Your task is to output the listing word for word, with pictures excluded.
***** Input data
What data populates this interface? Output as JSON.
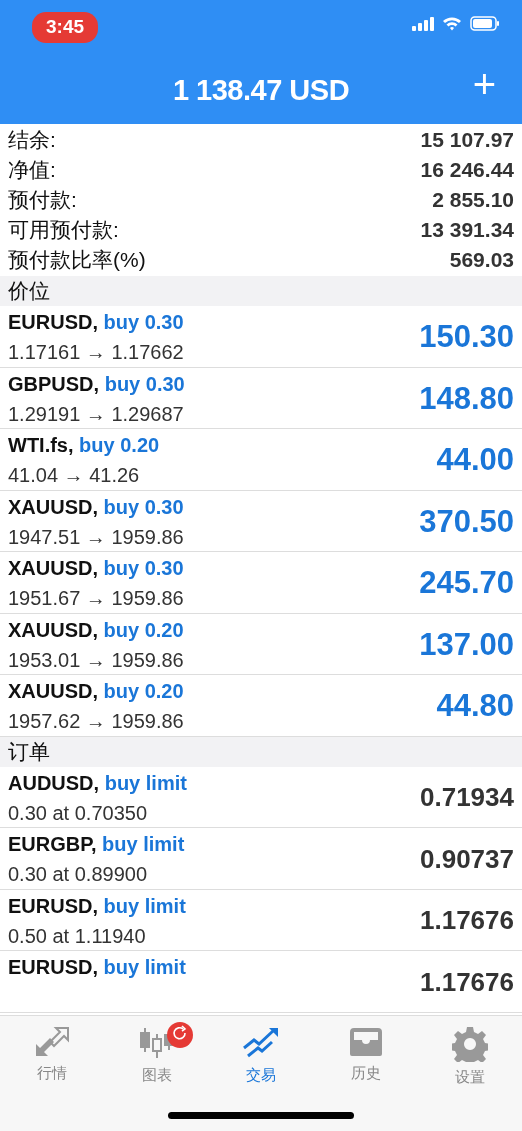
{
  "status_bar": {
    "time": "3:45"
  },
  "header": {
    "title": "1 138.47 USD",
    "add_button": "+"
  },
  "summary": [
    {
      "label": "结余:",
      "value": "15 107.97"
    },
    {
      "label": "净值:",
      "value": "16 246.44"
    },
    {
      "label": "预付款:",
      "value": "2 855.10"
    },
    {
      "label": "可用预付款:",
      "value": "13 391.34"
    },
    {
      "label": "预付款比率(%)",
      "value": "569.03"
    }
  ],
  "positions": {
    "title": "价位",
    "rows": [
      {
        "symbol": "EURUSD,",
        "action": "buy 0.30",
        "detail": "1.17161 → 1.17662",
        "value": "150.30"
      },
      {
        "symbol": "GBPUSD,",
        "action": "buy 0.30",
        "detail": "1.29191 → 1.29687",
        "value": "148.80"
      },
      {
        "symbol": "WTI.fs,",
        "action": "buy 0.20",
        "detail": "41.04 → 41.26",
        "value": "44.00"
      },
      {
        "symbol": "XAUUSD,",
        "action": "buy 0.30",
        "detail": "1947.51 → 1959.86",
        "value": "370.50"
      },
      {
        "symbol": "XAUUSD,",
        "action": "buy 0.30",
        "detail": "1951.67 → 1959.86",
        "value": "245.70"
      },
      {
        "symbol": "XAUUSD,",
        "action": "buy 0.20",
        "detail": "1953.01 → 1959.86",
        "value": "137.00"
      },
      {
        "symbol": "XAUUSD,",
        "action": "buy 0.20",
        "detail": "1957.62 → 1959.86",
        "value": "44.80"
      }
    ]
  },
  "orders": {
    "title": "订单",
    "rows": [
      {
        "symbol": "AUDUSD,",
        "action": "buy limit",
        "detail": "0.30 at 0.70350",
        "value": "0.71934"
      },
      {
        "symbol": "EURGBP,",
        "action": "buy limit",
        "detail": "0.30 at 0.89900",
        "value": "0.90737"
      },
      {
        "symbol": "EURUSD,",
        "action": "buy limit",
        "detail": "0.50 at 1.11940",
        "value": "1.17676"
      },
      {
        "symbol": "EURUSD,",
        "action": "buy limit",
        "value": "1.17676"
      }
    ]
  },
  "tab_bar": [
    {
      "kind": "quotes",
      "label": "行情",
      "selected": false
    },
    {
      "kind": "chart",
      "label": "图表",
      "selected": false,
      "badge": true
    },
    {
      "kind": "trade",
      "label": "交易",
      "selected": true
    },
    {
      "kind": "history",
      "label": "历史",
      "selected": false
    },
    {
      "kind": "settings",
      "label": "设置",
      "selected": false
    }
  ]
}
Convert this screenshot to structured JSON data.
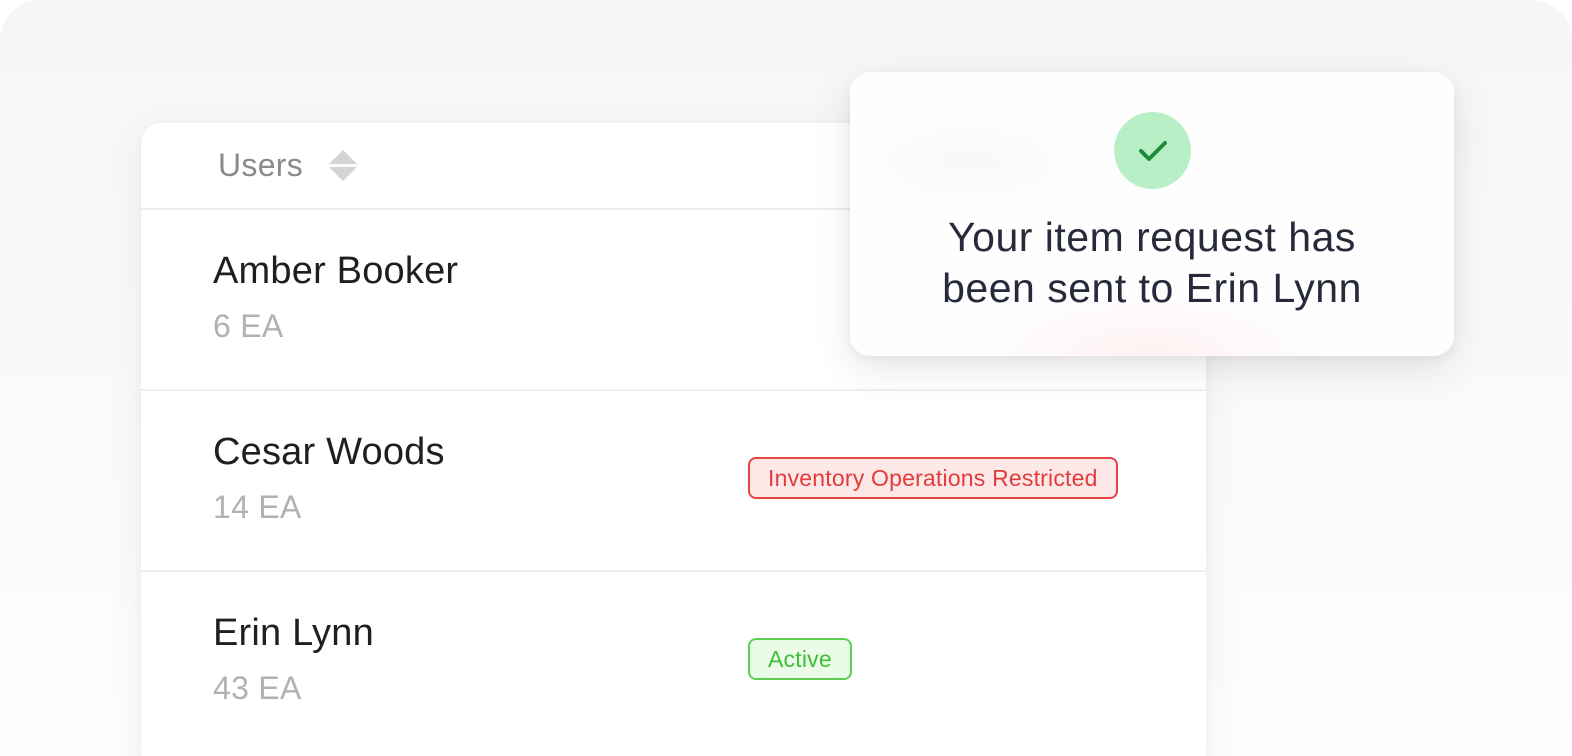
{
  "table": {
    "header": {
      "label": "Users"
    },
    "rows": [
      {
        "name": "Amber Booker",
        "quantity": "6 EA",
        "badge": null
      },
      {
        "name": "Cesar Woods",
        "quantity": "14 EA",
        "badge": {
          "label": "Inventory Operations Restricted",
          "status": "restricted",
          "color": "#e33b3b"
        }
      },
      {
        "name": "Erin Lynn",
        "quantity": "43 EA",
        "badge": {
          "label": "Active",
          "status": "active",
          "color": "#3fbf38"
        }
      }
    ]
  },
  "toast": {
    "icon": "check-icon",
    "line1": "Your item request has",
    "line2": "been sent to Erin Lynn",
    "accent_color": "#b8efc7",
    "icon_color": "#1f8a3c"
  }
}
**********
> **Solution to this exercise**:
What data populates this interface? Output as JSON.
{
  "status_bar": {
    "time": "3:45"
  },
  "header": {
    "title": "1 138.47 USD",
    "add_button": "+"
  },
  "summary": [
    {
      "label": "结余:",
      "value": "15 107.97"
    },
    {
      "label": "净值:",
      "value": "16 246.44"
    },
    {
      "label": "预付款:",
      "value": "2 855.10"
    },
    {
      "label": "可用预付款:",
      "value": "13 391.34"
    },
    {
      "label": "预付款比率(%)",
      "value": "569.03"
    }
  ],
  "positions": {
    "title": "价位",
    "rows": [
      {
        "symbol": "EURUSD,",
        "action": "buy 0.30",
        "detail": "1.17161 → 1.17662",
        "value": "150.30"
      },
      {
        "symbol": "GBPUSD,",
        "action": "buy 0.30",
        "detail": "1.29191 → 1.29687",
        "value": "148.80"
      },
      {
        "symbol": "WTI.fs,",
        "action": "buy 0.20",
        "detail": "41.04 → 41.26",
        "value": "44.00"
      },
      {
        "symbol": "XAUUSD,",
        "action": "buy 0.30",
        "detail": "1947.51 → 1959.86",
        "value": "370.50"
      },
      {
        "symbol": "XAUUSD,",
        "action": "buy 0.30",
        "detail": "1951.67 → 1959.86",
        "value": "245.70"
      },
      {
        "symbol": "XAUUSD,",
        "action": "buy 0.20",
        "detail": "1953.01 → 1959.86",
        "value": "137.00"
      },
      {
        "symbol": "XAUUSD,",
        "action": "buy 0.20",
        "detail": "1957.62 → 1959.86",
        "value": "44.80"
      }
    ]
  },
  "orders": {
    "title": "订单",
    "rows": [
      {
        "symbol": "AUDUSD,",
        "action": "buy limit",
        "detail": "0.30 at 0.70350",
        "value": "0.71934"
      },
      {
        "symbol": "EURGBP,",
        "action": "buy limit",
        "detail": "0.30 at 0.89900",
        "value": "0.90737"
      },
      {
        "symbol": "EURUSD,",
        "action": "buy limit",
        "detail": "0.50 at 1.11940",
        "value": "1.17676"
      },
      {
        "symbol": "EURUSD,",
        "action": "buy limit",
        "value": "1.17676"
      }
    ]
  },
  "tab_bar": [
    {
      "kind": "quotes",
      "label": "行情",
      "selected": false
    },
    {
      "kind": "chart",
      "label": "图表",
      "selected": false,
      "badge": true
    },
    {
      "kind": "trade",
      "label": "交易",
      "selected": true
    },
    {
      "kind": "history",
      "label": "历史",
      "selected": false
    },
    {
      "kind": "settings",
      "label": "设置",
      "selected": false
    }
  ]
}
Convert this screenshot to structured JSON data.
{
  "table": {
    "header": {
      "label": "Users"
    },
    "rows": [
      {
        "name": "Amber Booker",
        "quantity": "6 EA",
        "badge": null
      },
      {
        "name": "Cesar Woods",
        "quantity": "14 EA",
        "badge": {
          "label": "Inventory Operations Restricted",
          "status": "restricted",
          "color": "#e33b3b"
        }
      },
      {
        "name": "Erin Lynn",
        "quantity": "43 EA",
        "badge": {
          "label": "Active",
          "status": "active",
          "color": "#3fbf38"
        }
      }
    ]
  },
  "toast": {
    "icon": "check-icon",
    "line1": "Your item request has",
    "line2": "been sent to Erin Lynn",
    "accent_color": "#b8efc7",
    "icon_color": "#1f8a3c"
  }
}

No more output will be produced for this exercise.